The argument he accepted was that the individual mandate was not in fact a mandate at all. Despite numerous citations in the dissenting opinion proving it was intended as a penalty for breaking the law, including an unequivocal insistence on that point by President Obama himself, Roberts ruled that the mandate was not really a legal requirement but that the penalty for breaking it was actually just a tax, falling under Congress' power to tax. In fact, the Supreme Court had earlier ruled the individual mandate was not a tax because if it was according to the Anti-Injunction Act they could not have decided the case over the individual mandate until someone had actually paid it, which no one will until 2014. Unbelievable! The Democrats had long insisted the law was not a tax for obvious political reasons and the Supreme Court had previously ruled it was not a tax in order to hear the case now, yet all of a sudden the individual mandate is ruled constitutional because it is a tax!

I would like to believe that we will reach no lower Orwellian depths, but if we accept this ridiculousness what won't we accept? There is really no explanation for Roberts' decision other than that offered by Charles Krauthammer. Conservative jurisprudence is against judicial activism, meaning conservative justices do not believe the Supreme Court should make law, which of course I agree. Roberts, apparently, believed he had a duty to make sure the Supreme Court was not where the issue was decided. With this I do not agree. The job of the Supreme Court is to interpret the law without any reference to political concerns. If this was Roberts' motivation, then he clearly had a political concern, and in fact did the opposite of whatever principles he thought he was following. 

Well Mr. Roberts, sir, the people have already spoken loud and clear.

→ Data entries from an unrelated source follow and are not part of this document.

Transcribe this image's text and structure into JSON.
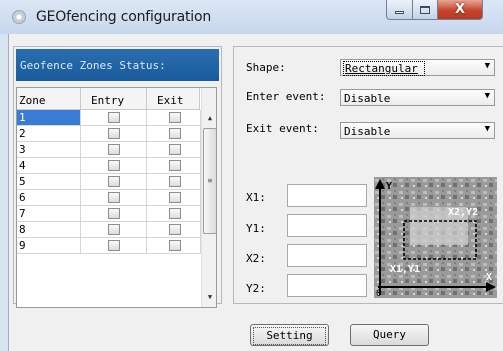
{
  "window": {
    "title": "GEOfencing configuration",
    "close_glyph": "X"
  },
  "zones_panel": {
    "header": "Geofence Zones Status:",
    "columns": [
      "Zone",
      "Entry",
      "Exit"
    ],
    "rows": [
      {
        "zone": "1",
        "entry": false,
        "exit": false,
        "selected": true
      },
      {
        "zone": "2",
        "entry": false,
        "exit": false,
        "selected": false
      },
      {
        "zone": "3",
        "entry": false,
        "exit": false,
        "selected": false
      },
      {
        "zone": "4",
        "entry": false,
        "exit": false,
        "selected": false
      },
      {
        "zone": "5",
        "entry": false,
        "exit": false,
        "selected": false
      },
      {
        "zone": "6",
        "entry": false,
        "exit": false,
        "selected": false
      },
      {
        "zone": "7",
        "entry": false,
        "exit": false,
        "selected": false
      },
      {
        "zone": "8",
        "entry": false,
        "exit": false,
        "selected": false
      },
      {
        "zone": "9",
        "entry": false,
        "exit": false,
        "selected": false
      }
    ]
  },
  "config": {
    "shape_label": "Shape:",
    "shape_value": "Rectangular",
    "enter_label": "Enter event:",
    "enter_value": "Disable",
    "exit_label": "Exit event:",
    "exit_value": "Disable",
    "x1_label": "X1:",
    "y1_label": "Y1:",
    "x2_label": "X2:",
    "y2_label": "Y2:",
    "x1_value": "",
    "y1_value": "",
    "x2_value": "",
    "y2_value": ""
  },
  "diagram": {
    "y_axis": "Y",
    "x_axis": "X",
    "origin": "0",
    "corner_top_right": "X2,Y2",
    "corner_bottom_left": "X1,Y1"
  },
  "buttons": {
    "setting": "Setting",
    "query": "Query"
  },
  "colors": {
    "header_blue": "#1f64a6",
    "selection_blue": "#3a7bd5",
    "close_red": "#c7442b"
  }
}
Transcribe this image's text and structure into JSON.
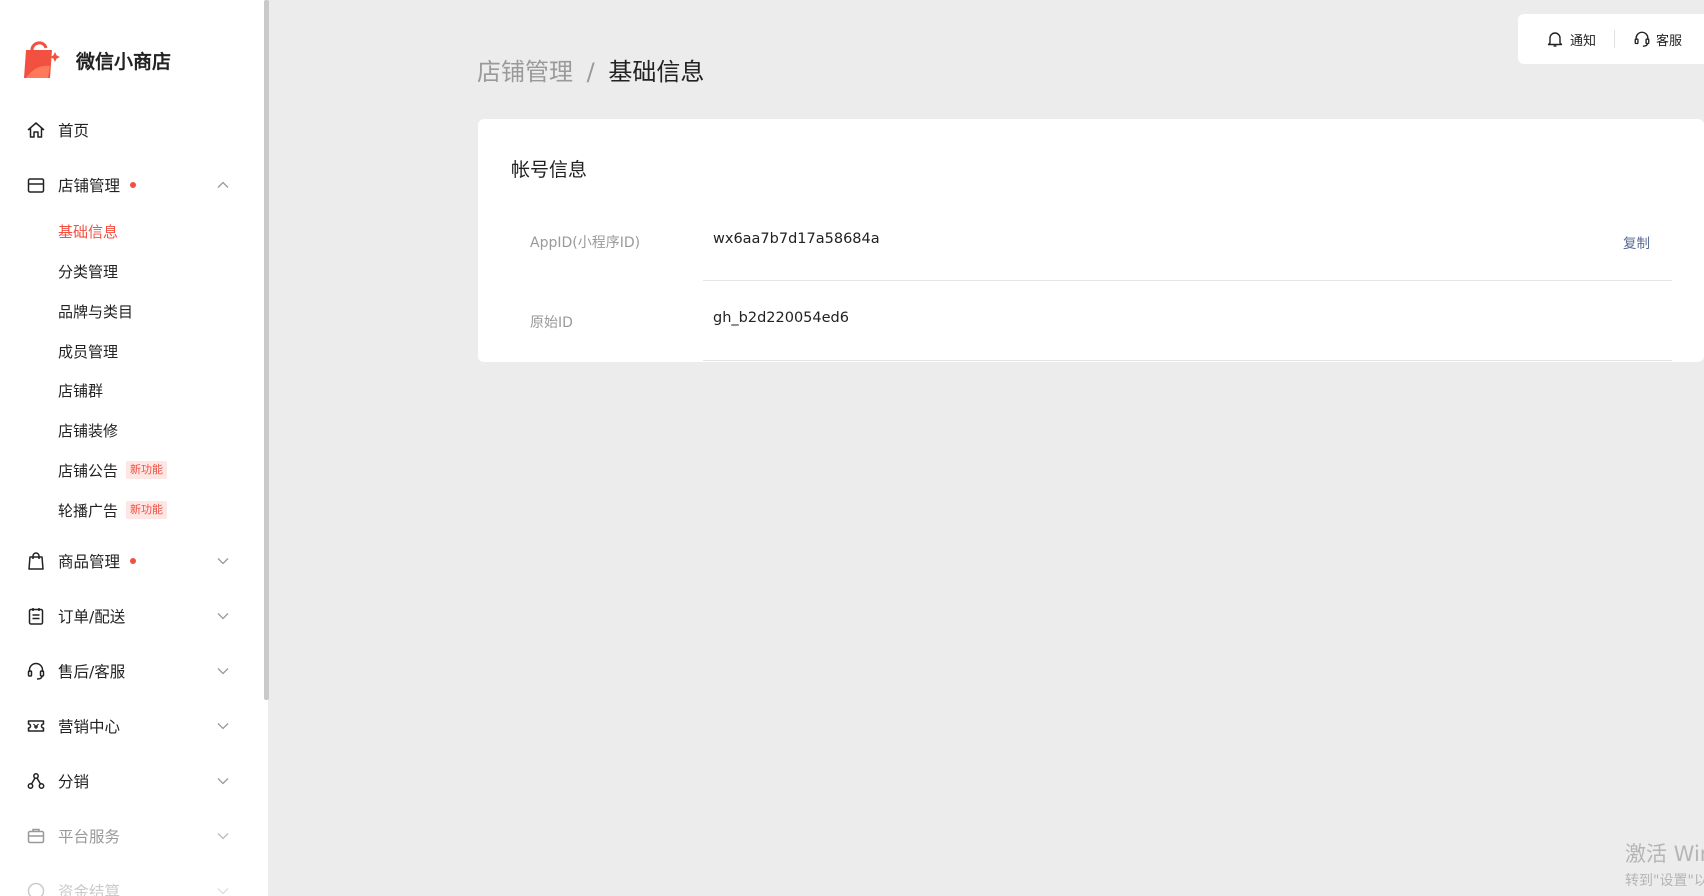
{
  "app": {
    "name": "微信小商店",
    "brand_color": "#f25041",
    "link_color": "#576b95"
  },
  "sidebar": {
    "home": {
      "label": "首页",
      "icon": "home-icon"
    },
    "store": {
      "label": "店铺管理",
      "icon": "store-icon",
      "dot": true,
      "expanded": true,
      "children": [
        {
          "label": "基础信息",
          "active": true
        },
        {
          "label": "分类管理"
        },
        {
          "label": "品牌与类目"
        },
        {
          "label": "成员管理"
        },
        {
          "label": "店铺群"
        },
        {
          "label": "店铺装修"
        },
        {
          "label": "店铺公告",
          "badge": "新功能"
        },
        {
          "label": "轮播广告",
          "badge": "新功能"
        }
      ]
    },
    "products": {
      "label": "商品管理",
      "icon": "shopping-bag-icon",
      "dot": true
    },
    "orders": {
      "label": "订单/配送",
      "icon": "clipboard-icon"
    },
    "aftersales": {
      "label": "售后/客服",
      "icon": "headset-icon"
    },
    "marketing": {
      "label": "营销中心",
      "icon": "ticket-icon"
    },
    "distribution": {
      "label": "分销",
      "icon": "share-nodes-icon"
    },
    "platform": {
      "label": "平台服务",
      "icon": "briefcase-icon"
    },
    "funds": {
      "label": "资金结算",
      "icon": "money-icon"
    }
  },
  "header": {
    "breadcrumb": {
      "parent": "店铺管理",
      "separator": "/",
      "current": "基础信息"
    },
    "notify_label": "通知",
    "service_label": "客服"
  },
  "account_card": {
    "title": "帐号信息",
    "rows": [
      {
        "key": "AppID(小程序ID)",
        "value": "wx6aa7b7d17a58684a",
        "action": "复制"
      },
      {
        "key": "原始ID",
        "value": "gh_b2d220054ed6"
      }
    ]
  },
  "watermark": {
    "line1": "激活 Win",
    "line2": "转到\"设置\"以"
  }
}
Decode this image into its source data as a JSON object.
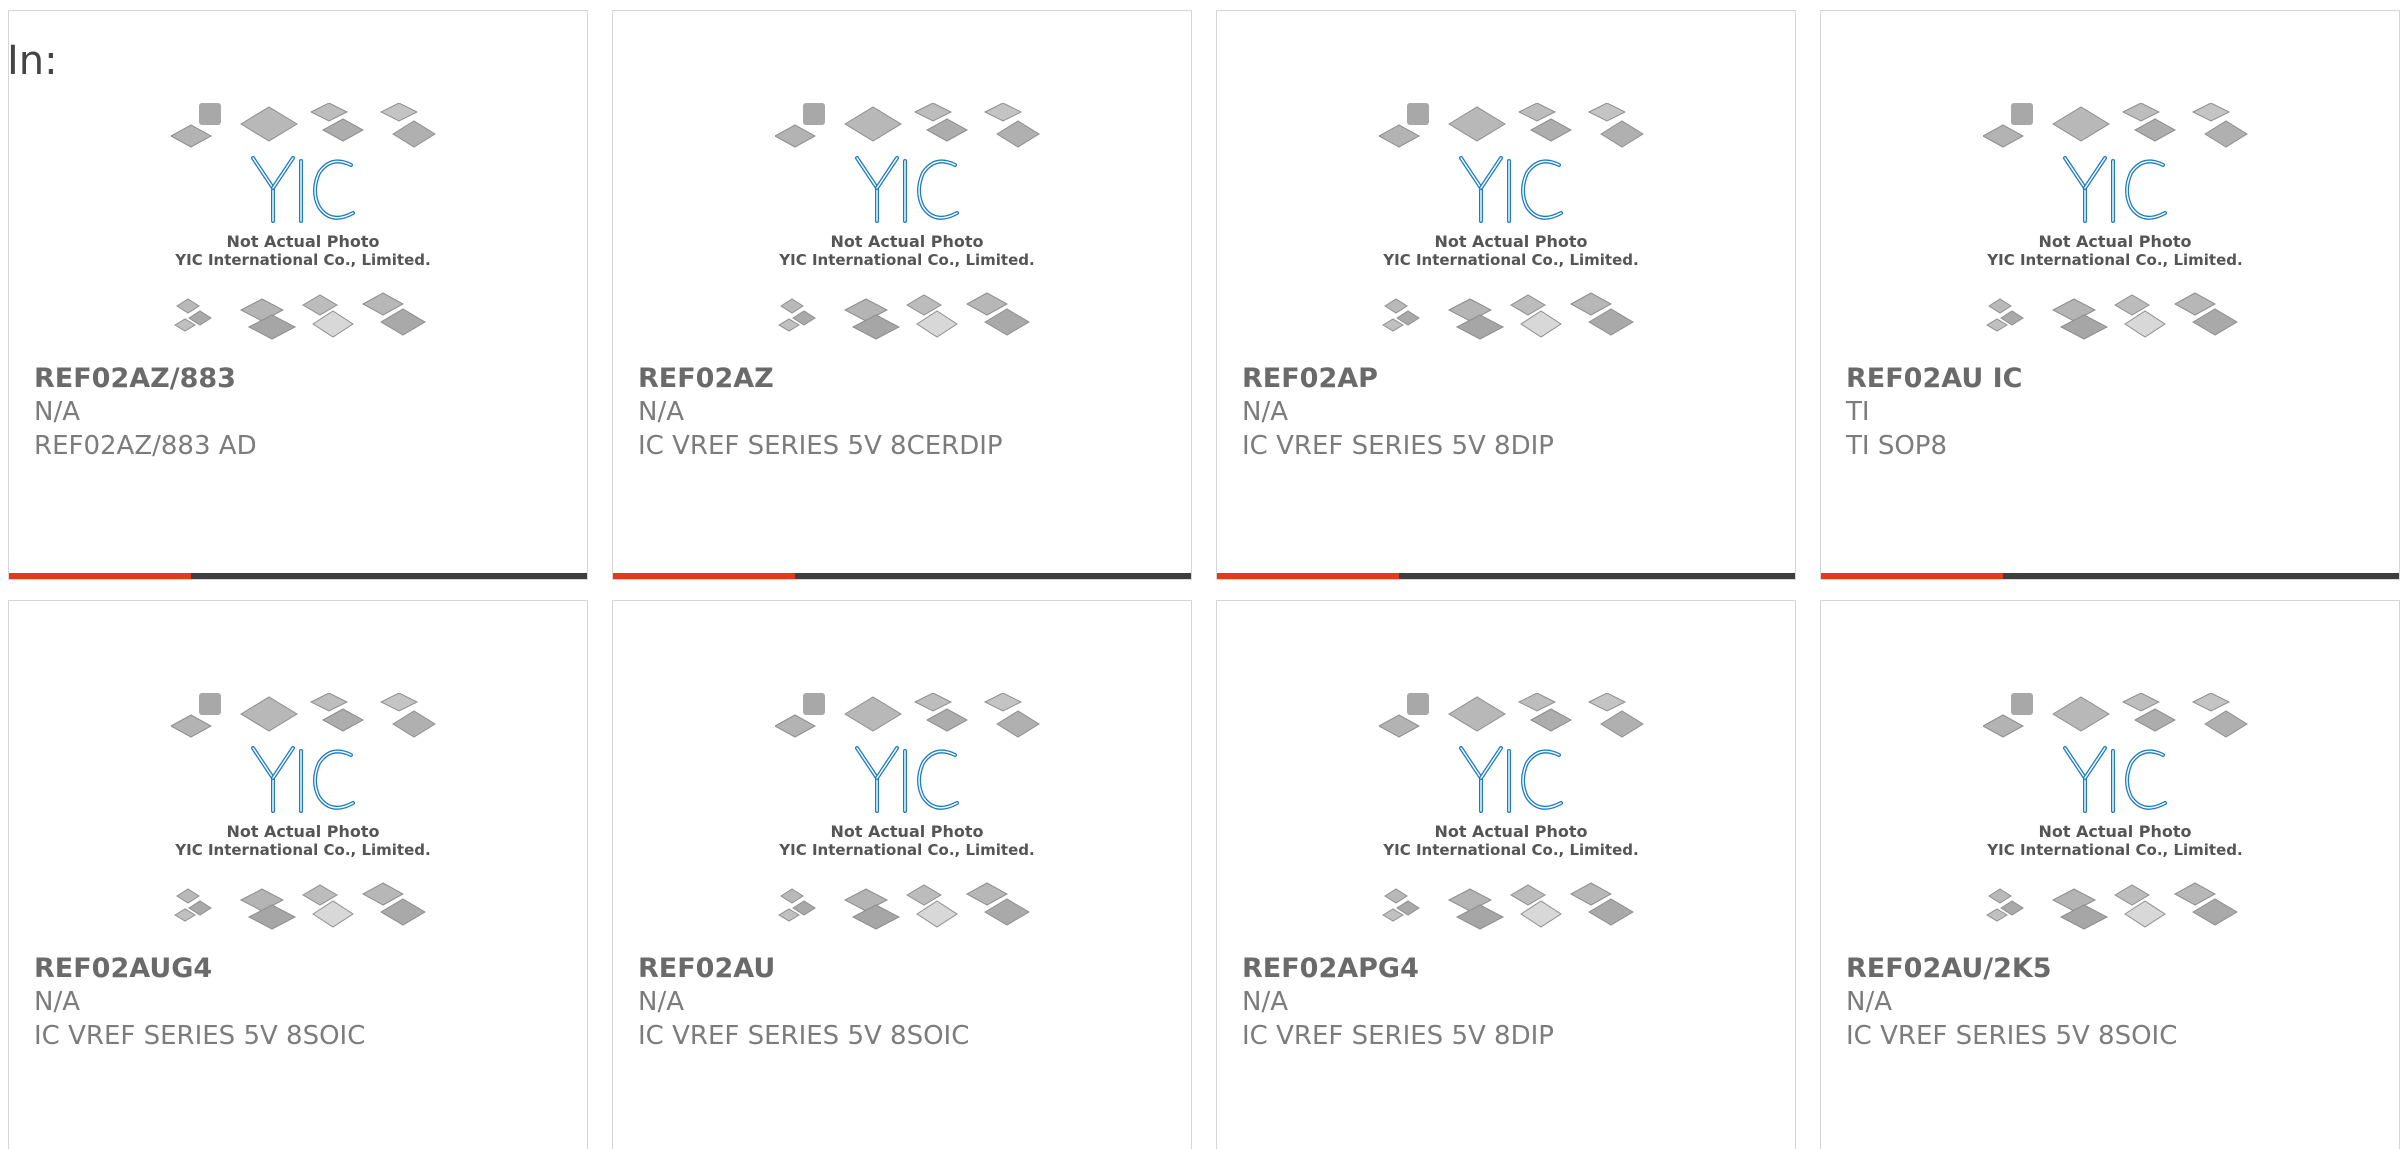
{
  "header": {
    "label": "In:"
  },
  "thumbnail": {
    "line1": "Not Actual Photo",
    "line2": "YIC International Co., Limited.",
    "brand_color": "#1d7cc0"
  },
  "accent_color": "#e23a1d",
  "products": [
    {
      "name": "REF02AZ/883",
      "manufacturer": "N/A",
      "description": "REF02AZ/883 AD"
    },
    {
      "name": "REF02AZ",
      "manufacturer": "N/A",
      "description": "IC VREF SERIES 5V 8CERDIP"
    },
    {
      "name": "REF02AP",
      "manufacturer": "N/A",
      "description": "IC VREF SERIES 5V 8DIP"
    },
    {
      "name": "REF02AU IC",
      "manufacturer": "TI",
      "description": "TI SOP8"
    },
    {
      "name": "REF02AUG4",
      "manufacturer": "N/A",
      "description": "IC VREF SERIES 5V 8SOIC"
    },
    {
      "name": "REF02AU",
      "manufacturer": "N/A",
      "description": "IC VREF SERIES 5V 8SOIC"
    },
    {
      "name": "REF02APG4",
      "manufacturer": "N/A",
      "description": "IC VREF SERIES 5V 8DIP"
    },
    {
      "name": "REF02AU/2K5",
      "manufacturer": "N/A",
      "description": "IC VREF SERIES 5V 8SOIC"
    }
  ]
}
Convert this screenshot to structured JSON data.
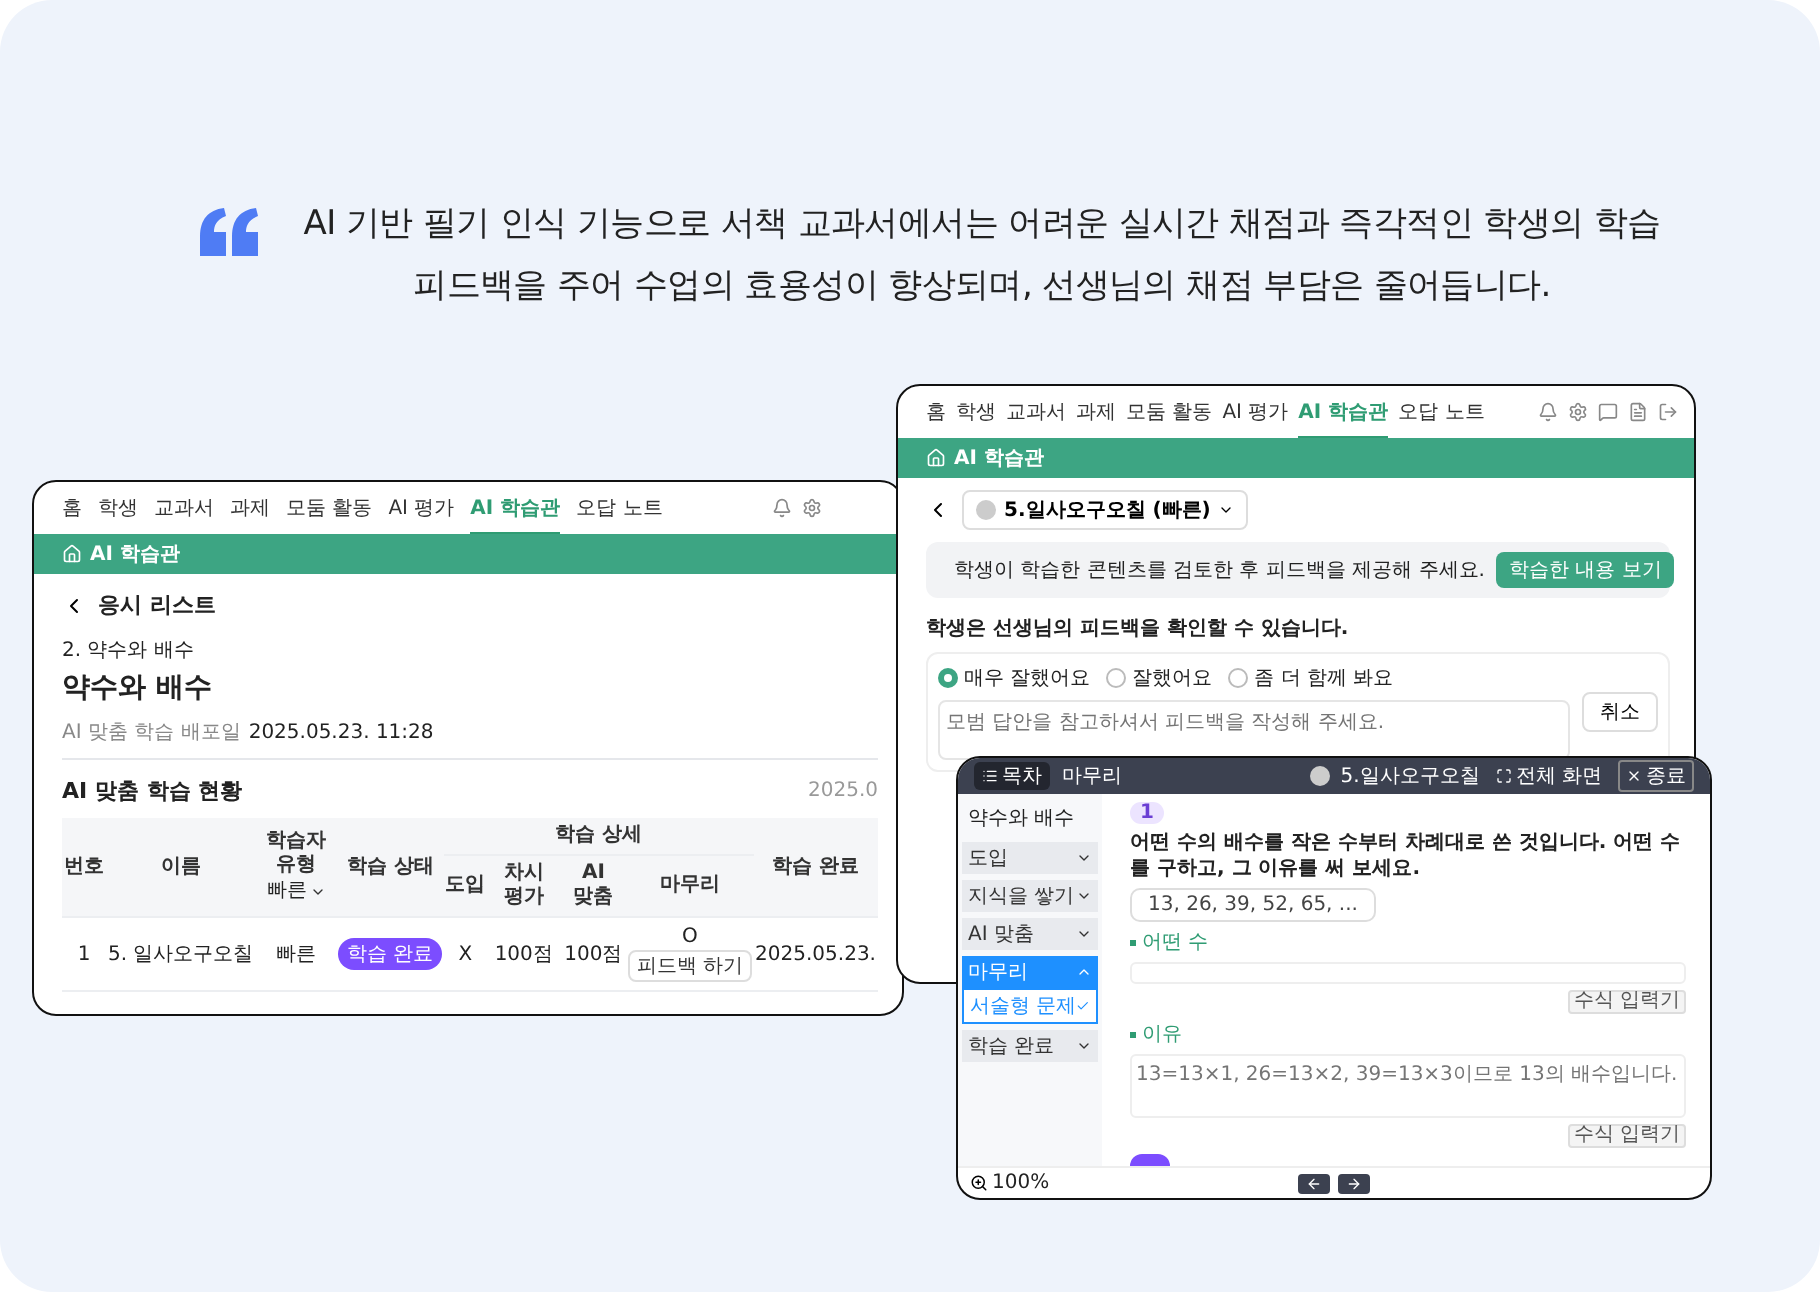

If you thought you were appeasing them you were greatly mistaken. The legislative process was abused in passing the law in the first place, and even then it only passed by the skin of its teeth. Obamacare was opposed in Massachussetts, the very state where then governor and now Republican presidential nominee Mitt Romney had signed into law something very similar. They elected Scott Brown with the express purpose of stopping Obamacare. It passed anyway on the strength of provisions used to secure votes that were taken out of the final version without a vote. It has been opposed by a majority of the American people ever since its inception, and its only getting worse. After your ruling today and after inexplicably running against something he was for as governor of Massachussetts, Romney raised $3.2 million in less than one day. His campaign has suddenly transformed from being about the economy to being about repealing Obamacare. Do you hear that? This law is so odious that people care about getting rid of it more than the worst economic problems this country has faced since the Great Depression, another gift from progressives. The least you could have done was rule according to your principles without reference to any political concerns. Votes can change. Supreme Court precedents cannot. You, sir, have damaged what you sought to repair and uphold by issuing a precedent which will now be cited by every last progressive attempting to abuse, distort and destroy principled and majority opposition to his political initiatives. I hope you're happy. The people are not.

Now that's whack.